FAQ

What is an MP?

The House of Commons is made up of around 650 Members of Parliament (MPs), each representing one constituency.

The Member of Parliament for Fylde can help you in the following ways:

What is the role of an MP?

The role of an MP is to represent his constituents at Westminster, regardless of whether or not they voted for him.

Parliamentary protocol dictates that Members of Parliament can only deal with issues raised by their own constituents.

Therefore, when writing to an MP, either via email or by letter, a full address is provided in order to verify you are indeed a constituent of Fylde.

What can my MP do to help me?

An MP can help you with all matters for which Parliament or central government is responsible, such as

  • Tax problems involving HMRC.
  • Problems dealt with by the DWP such as benefits, pensions and National Insurance.
  • Problems dealt with by the Home Office and UK Border Agency such as immigration.
  • Problems dealt with by the Department of Health such as hospitals and the National Health Service (NHS).
  • Problems dealt with by the Department for Education such as school closures and grants.

The MP is unable to settle private disputes with neighbours or employers, nor can he help in family arguments or consumer matters.

He cannot interfere with decisions made by the courts.
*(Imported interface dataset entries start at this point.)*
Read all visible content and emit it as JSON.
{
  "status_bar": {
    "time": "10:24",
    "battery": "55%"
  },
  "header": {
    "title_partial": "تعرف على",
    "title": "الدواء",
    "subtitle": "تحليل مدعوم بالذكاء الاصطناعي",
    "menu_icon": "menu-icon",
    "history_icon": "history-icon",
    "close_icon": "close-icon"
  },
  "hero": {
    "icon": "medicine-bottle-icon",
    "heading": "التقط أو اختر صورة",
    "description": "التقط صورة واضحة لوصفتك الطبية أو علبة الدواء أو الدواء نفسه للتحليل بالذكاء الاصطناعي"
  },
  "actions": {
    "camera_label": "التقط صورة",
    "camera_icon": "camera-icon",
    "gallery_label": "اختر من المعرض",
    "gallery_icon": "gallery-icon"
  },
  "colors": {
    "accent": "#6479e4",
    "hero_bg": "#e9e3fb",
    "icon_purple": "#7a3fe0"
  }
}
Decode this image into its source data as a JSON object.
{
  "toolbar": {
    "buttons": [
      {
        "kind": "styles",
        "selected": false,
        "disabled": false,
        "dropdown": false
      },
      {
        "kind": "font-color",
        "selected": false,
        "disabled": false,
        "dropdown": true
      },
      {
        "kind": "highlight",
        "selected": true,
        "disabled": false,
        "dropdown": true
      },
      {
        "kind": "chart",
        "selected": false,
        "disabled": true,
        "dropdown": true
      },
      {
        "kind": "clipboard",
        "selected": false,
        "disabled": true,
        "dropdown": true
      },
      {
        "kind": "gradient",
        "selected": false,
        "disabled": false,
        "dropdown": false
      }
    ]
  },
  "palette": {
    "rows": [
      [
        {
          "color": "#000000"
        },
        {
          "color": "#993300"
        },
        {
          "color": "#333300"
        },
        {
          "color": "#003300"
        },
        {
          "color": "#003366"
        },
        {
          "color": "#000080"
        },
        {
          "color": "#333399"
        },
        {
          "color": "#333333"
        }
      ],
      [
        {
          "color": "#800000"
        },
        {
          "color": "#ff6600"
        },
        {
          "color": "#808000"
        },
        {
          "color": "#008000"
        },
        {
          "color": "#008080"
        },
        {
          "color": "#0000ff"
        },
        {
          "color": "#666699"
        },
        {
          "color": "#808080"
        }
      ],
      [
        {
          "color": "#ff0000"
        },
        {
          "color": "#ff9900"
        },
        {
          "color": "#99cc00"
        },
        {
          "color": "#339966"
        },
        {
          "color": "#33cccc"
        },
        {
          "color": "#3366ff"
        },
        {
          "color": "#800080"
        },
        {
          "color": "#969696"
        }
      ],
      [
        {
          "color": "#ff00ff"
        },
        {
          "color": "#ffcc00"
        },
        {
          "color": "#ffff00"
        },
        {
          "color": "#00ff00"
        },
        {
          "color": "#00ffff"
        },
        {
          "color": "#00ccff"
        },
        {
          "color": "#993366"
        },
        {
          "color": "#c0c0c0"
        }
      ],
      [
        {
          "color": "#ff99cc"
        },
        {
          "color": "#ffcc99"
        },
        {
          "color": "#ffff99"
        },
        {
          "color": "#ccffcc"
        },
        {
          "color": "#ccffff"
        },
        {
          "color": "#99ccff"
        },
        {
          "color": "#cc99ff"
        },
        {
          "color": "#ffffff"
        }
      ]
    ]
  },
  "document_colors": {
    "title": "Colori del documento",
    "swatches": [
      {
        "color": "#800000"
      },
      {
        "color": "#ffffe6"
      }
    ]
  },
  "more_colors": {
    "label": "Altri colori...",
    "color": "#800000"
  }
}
If your problem concerns the Local Authority (for example it is connected with services such as refuse collection, housing repairs or public lavatories), you should first contact your local Council or Councillor. Where possible, however, the MP will endeavour to help.

Your MP can help you to get in contact with your local councillor at your request.

Local government can be either unitary or two-tier. Unitary Councils manage all local authority services in their area. Lancashire is two-tier therefore the delivery of services is split between Lancashire County Council and Fylde Borough Council.

The county council manages services including schools, social services, strategic planning matters, highways, refuse and waste disposal sites, museums and libraries.

The borough council manages services including town planning, environmental health, housing, benefits, council tax collection, refuse collection and leisure facilities.

There are also parish and town councils. They are the most local level of government. They are independent but work closely with both us and district councils.

How does my MP deal with my problem?

Ways your MP could deal with problems of constituents would be:

  • A letter to the relevant department or official.
  • A letter to the Minister involved.

Many problems (but not all) can be solved in this way. The Minister may not be able to give the answer you want to hear but if the decision has been made in the correct way there may be little that he can do. If you feel there has been unnecessary delay or maladministration your MP may be able to take your case to the Parliamentary Ombudsman. The Ombudsman can only be approached through your MP; you cannot approach that office directly. The Health Service Ombudsman can provide similar help where the problem involves the NHS.

What else can my MP do?

An MP can speak in or stage debates in the House of Commons, he can table both oral and written questions or present Private Member’s Bills or petitions.

Some MPs do not sign Early Day Motions because they are concerned about the cost involved in their production, despite them having no legislative effect.

MPs also attend events and undertake visits of a non-party political character throughout the constituency.

Visiting schools, health services, local authorities, charities, voluntary groups and community gatherings represents the overwhelming proportion of an MPs constituency work.